The idea for the book (humorous women’s fiction) had been rolling around in my head for years. One November, I finally bit the bullet and participated in National Novel Writing Month (NaNoWriMo). It was great fun, and I surprised myself with my commitment to writing over 1,600 words every day. Then I put the book in a drawer and didn’t think about it for a while.
Fast forward three years. I had an idea for a historical novel that would not leave me alone. So I did more research, both on novel writing and for the book itself. Then I wrote it. Two years later, I began sending out query letters in search of a literary agent.
But the truth is, I haven’t given up on my first novel. As I wait patiently while the slow wheels of publishing turn, I have gone back to that first manuscript. I’m working on it again, putting all I’ve learned about novel writing in the interim into an updated draft. Friends ask me, “How will you sell this if it’s so different from your other book?” and “Are authors allowed to write in different genres?”

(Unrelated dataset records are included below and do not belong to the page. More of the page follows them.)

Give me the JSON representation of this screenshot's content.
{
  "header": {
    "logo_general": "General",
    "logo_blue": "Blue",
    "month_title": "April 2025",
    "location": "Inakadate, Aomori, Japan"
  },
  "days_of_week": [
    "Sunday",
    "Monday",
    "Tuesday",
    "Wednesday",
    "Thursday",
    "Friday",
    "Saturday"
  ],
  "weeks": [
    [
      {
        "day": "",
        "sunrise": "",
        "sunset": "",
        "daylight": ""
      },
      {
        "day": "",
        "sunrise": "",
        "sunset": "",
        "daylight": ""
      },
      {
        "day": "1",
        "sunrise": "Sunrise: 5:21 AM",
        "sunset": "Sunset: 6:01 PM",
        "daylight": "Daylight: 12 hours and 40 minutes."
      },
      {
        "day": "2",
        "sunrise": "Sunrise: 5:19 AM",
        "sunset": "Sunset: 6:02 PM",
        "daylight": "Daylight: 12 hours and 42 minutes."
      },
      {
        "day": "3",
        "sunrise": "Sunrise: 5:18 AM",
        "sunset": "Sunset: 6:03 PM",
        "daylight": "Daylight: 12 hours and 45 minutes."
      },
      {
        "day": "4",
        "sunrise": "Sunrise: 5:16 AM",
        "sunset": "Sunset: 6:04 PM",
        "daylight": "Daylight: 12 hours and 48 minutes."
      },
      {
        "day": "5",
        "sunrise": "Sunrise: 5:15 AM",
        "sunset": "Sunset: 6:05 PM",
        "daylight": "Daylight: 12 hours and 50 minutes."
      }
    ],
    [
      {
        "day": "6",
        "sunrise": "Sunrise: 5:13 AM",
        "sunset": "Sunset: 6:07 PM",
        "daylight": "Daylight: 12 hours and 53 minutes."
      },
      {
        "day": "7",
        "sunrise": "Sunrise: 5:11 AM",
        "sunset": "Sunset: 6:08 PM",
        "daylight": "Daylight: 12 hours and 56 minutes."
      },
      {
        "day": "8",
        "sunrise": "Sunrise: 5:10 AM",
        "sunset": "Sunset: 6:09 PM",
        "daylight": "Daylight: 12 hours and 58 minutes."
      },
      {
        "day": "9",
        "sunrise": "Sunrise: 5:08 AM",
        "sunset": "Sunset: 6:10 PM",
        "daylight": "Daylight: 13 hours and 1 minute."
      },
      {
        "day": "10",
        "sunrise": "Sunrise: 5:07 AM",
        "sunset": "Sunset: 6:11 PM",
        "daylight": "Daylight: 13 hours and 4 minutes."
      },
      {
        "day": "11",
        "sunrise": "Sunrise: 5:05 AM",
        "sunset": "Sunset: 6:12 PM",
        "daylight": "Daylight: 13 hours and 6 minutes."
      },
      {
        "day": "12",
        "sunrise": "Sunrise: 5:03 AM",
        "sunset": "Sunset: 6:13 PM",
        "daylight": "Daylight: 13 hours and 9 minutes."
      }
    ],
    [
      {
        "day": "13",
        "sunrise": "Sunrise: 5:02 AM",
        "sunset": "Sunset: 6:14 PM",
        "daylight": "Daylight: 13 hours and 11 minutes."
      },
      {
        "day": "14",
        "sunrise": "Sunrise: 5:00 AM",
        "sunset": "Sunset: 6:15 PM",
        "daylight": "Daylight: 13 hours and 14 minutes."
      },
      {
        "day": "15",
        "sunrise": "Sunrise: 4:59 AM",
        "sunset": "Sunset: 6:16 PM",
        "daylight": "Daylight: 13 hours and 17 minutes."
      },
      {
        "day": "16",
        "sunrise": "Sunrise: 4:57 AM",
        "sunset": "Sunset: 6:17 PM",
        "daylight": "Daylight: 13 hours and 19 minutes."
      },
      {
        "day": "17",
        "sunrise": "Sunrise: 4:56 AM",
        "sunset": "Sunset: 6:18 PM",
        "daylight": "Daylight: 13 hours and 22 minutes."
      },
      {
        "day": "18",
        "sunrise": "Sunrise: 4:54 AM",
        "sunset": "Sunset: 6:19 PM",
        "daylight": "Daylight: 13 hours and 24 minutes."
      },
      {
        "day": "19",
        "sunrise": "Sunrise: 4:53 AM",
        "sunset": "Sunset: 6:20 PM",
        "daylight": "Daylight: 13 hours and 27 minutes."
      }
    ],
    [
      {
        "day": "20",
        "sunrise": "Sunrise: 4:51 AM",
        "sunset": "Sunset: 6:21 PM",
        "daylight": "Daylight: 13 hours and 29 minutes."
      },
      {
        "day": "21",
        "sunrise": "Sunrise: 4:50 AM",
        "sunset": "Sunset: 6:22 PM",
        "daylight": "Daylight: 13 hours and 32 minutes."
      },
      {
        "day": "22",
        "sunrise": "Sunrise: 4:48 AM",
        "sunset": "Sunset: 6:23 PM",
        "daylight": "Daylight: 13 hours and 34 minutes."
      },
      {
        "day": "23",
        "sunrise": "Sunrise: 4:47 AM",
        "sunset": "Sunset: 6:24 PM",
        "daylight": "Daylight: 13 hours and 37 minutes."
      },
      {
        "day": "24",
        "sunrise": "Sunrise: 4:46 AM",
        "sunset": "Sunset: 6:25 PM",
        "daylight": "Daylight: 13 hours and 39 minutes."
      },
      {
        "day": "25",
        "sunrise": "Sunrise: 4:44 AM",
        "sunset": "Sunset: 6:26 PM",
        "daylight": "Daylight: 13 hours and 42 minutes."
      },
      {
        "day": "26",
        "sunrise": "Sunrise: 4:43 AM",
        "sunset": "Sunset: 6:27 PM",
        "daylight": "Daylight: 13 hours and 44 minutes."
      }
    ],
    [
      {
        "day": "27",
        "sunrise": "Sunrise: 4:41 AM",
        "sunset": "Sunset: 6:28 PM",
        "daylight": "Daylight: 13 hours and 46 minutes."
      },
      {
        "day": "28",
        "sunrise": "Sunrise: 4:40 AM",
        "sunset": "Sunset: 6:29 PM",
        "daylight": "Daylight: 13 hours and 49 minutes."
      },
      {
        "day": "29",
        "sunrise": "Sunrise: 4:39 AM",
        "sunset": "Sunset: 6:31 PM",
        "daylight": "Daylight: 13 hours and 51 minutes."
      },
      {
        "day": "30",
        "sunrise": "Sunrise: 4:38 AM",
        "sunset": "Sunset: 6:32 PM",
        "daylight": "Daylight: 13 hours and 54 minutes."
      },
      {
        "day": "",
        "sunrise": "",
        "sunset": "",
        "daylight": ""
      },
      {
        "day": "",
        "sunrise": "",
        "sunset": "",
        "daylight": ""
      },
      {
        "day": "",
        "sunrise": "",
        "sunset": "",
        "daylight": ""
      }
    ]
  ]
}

I had the same reservations when I started the historical novel. But historical fiction and humor are my two favorite genres to read. I’d written across genres long before I started writing fiction. Why should I let the new format stop me?
Publishing has changed a great deal in just the last ten years. Just as no one should ever start writing a book so they can become rich or famous, if you have stories from different genres that you need to tell, you shouldn’t let the question of marketability stop you.
How have you stretched muscles in your writing life?